The Growth of Hometown Hacking
BY Nick Judd | Monday, May 23 2011
Inspired by soon-to-be-expatriate Chicagoan Christopher Groskopf, Virginia web designer S.D. Salyer now says he'll do for his native Washington County, Va., what Groskopf has begun to do for Tyler, Tex.:
Following in Christopher’s footsteps, I’m going to begin by cataloging all the local sources of data I can find. Most of this data, sadly, is in poorly digestible formats, so I’m going to have to learn some new techniques to utilize it. Web scraping may be the most pertinent, along with tools for converting PDFs to text and other data harvesting techniques. In addition, I hope to apply new programming skills I’m working to acquire as well. Namely Python and probably some jQuery too.
Salyer joins a growing community of technologists building tools for civic purposes. Code for America, Random Hacks of Kindness and Hacks/Hackers are all forming groups around purposes similar to Salyer's — but they seem to do best in big cities, places where it isn't hard to pull together a roomful of hackers. This — "hacking your hometown" as Salyer puts it — seems a little different.
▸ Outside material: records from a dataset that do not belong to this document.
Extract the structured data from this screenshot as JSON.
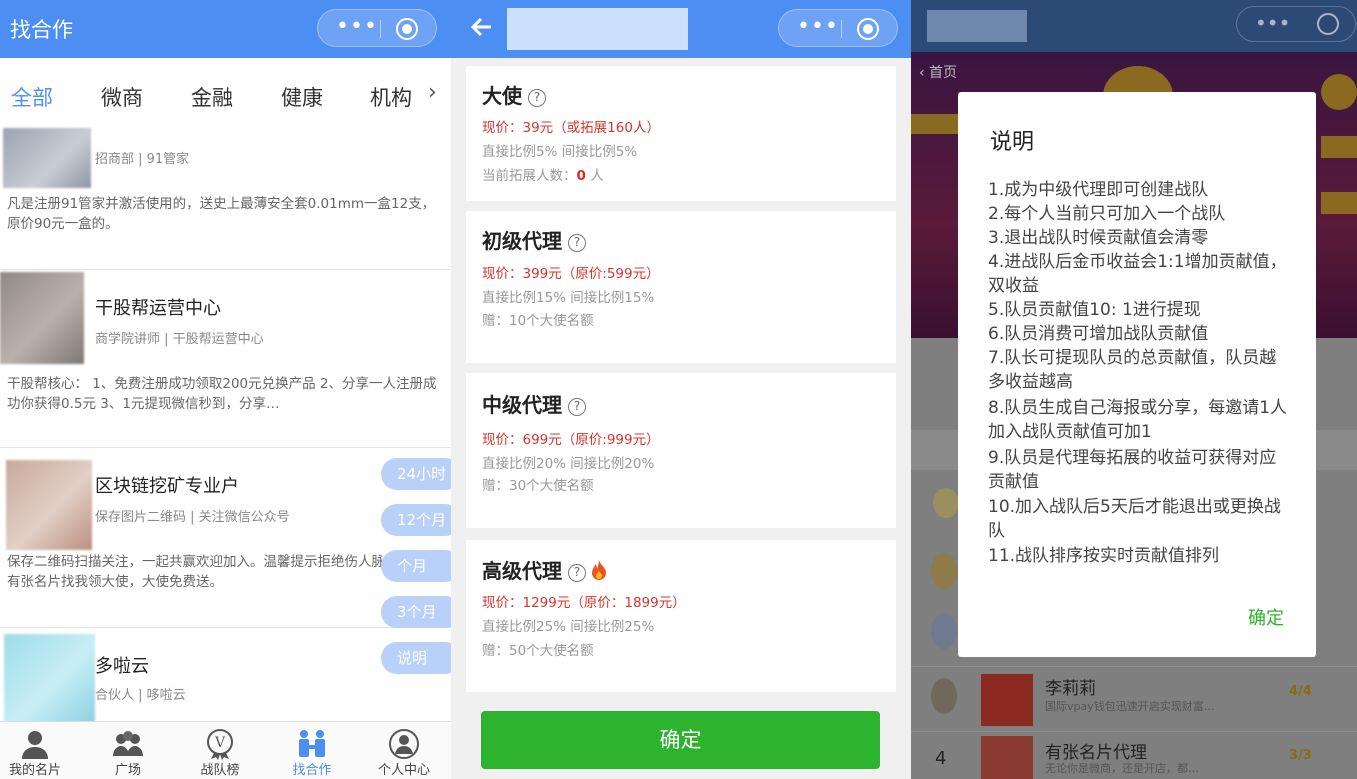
{
  "panel1": {
    "title": "找合作",
    "tabs": [
      "全部",
      "微商",
      "金融",
      "健康",
      "机构"
    ],
    "tab_more": "›",
    "cards": [
      {
        "title": "",
        "sub": "招商部 | 91管家",
        "desc": "凡是注册91管家并激活使用的，送史上最薄安全套0.01mm一盒12支，原价90元一盒的。"
      },
      {
        "title": "干股帮运营中心",
        "sub": "商学院讲师 | 干股帮运营中心",
        "desc": "干股帮核心： 1、免费注册成功领取200元兑换产品 2、分享一人注册成功你获得0.5元 3、1元提现微信秒到，分享…"
      },
      {
        "title": "区块链挖矿专业户",
        "sub": "保存图片二维码 | 关注微信公众号",
        "desc": "保存二维码扫描关注，一起共赢欢迎加入。温馨提示拒绝伤人脉项目。有张名片找我领大使，大使免费送。"
      },
      {
        "title": "多啦云",
        "sub": "合伙人 | 哆啦云",
        "desc": ""
      }
    ],
    "pills": [
      "24小时",
      "12个月",
      "个月",
      "3个月",
      "说明"
    ],
    "tabbar": [
      "我的名片",
      "广场",
      "战队榜",
      "找合作",
      "个人中心"
    ]
  },
  "panel2": {
    "tiers": [
      {
        "name": "大使",
        "price": "现价：39元（或拓展160人）",
        "ratio": "直接比例5% 间接比例5%",
        "extra_prefix": "当前拓展人数：",
        "extra_value": "0",
        "extra_suffix": " 人"
      },
      {
        "name": "初级代理",
        "price": "现价：399元（原价:599元）",
        "ratio": "直接比例15% 间接比例15%",
        "extra": "赠：10个大使名额"
      },
      {
        "name": "中级代理",
        "price": "现价：699元（原价:999元）",
        "ratio": "直接比例20% 间接比例20%",
        "extra": "赠：30个大使名额"
      },
      {
        "name": "高级代理",
        "price": "现价：1299元（原价：1899元）",
        "ratio": "直接比例25% 间接比例25%",
        "extra": "赠：50个大使名额"
      }
    ],
    "confirm": "确定"
  },
  "panel3": {
    "back": "‹ 首页",
    "bg_rows": [
      {
        "rank": "",
        "name": "李莉莉",
        "desc": "国际vpay钱包迅速开启实现财富…",
        "score": "4/4"
      },
      {
        "rank": "4",
        "name": "有张名片代理",
        "desc": "无论你是微商，还是开店，都…",
        "score": "3/3"
      }
    ],
    "modal": {
      "title": "说明",
      "lines": [
        "1.成为中级代理即可创建战队",
        "2.每个人当前只可加入一个战队",
        "3.退出战队时候贡献值会清零",
        "4.进战队后金币收益会1:1增加贡献值，双收益",
        "5.队员贡献值10: 1进行提现",
        "6.队员消费可增加战队贡献值",
        "7.队长可提现队员的总贡献值，队员越多收益越高",
        "8.队员生成自己海报或分享，每邀请1人加入战队贡献值可加1",
        "9.队员是代理每拓展的收益可获得对应贡献值",
        "10.加入战队后5天后才能退出或更换战队",
        "11.战队排序按实时贡献值排列"
      ],
      "ok": "确定"
    }
  }
}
Groskopf's inaugural post flushed out a number of people who are doing similar work — maybe we're seeing another community of hometown hackers, whether it's been there for a while now or is just starting to form.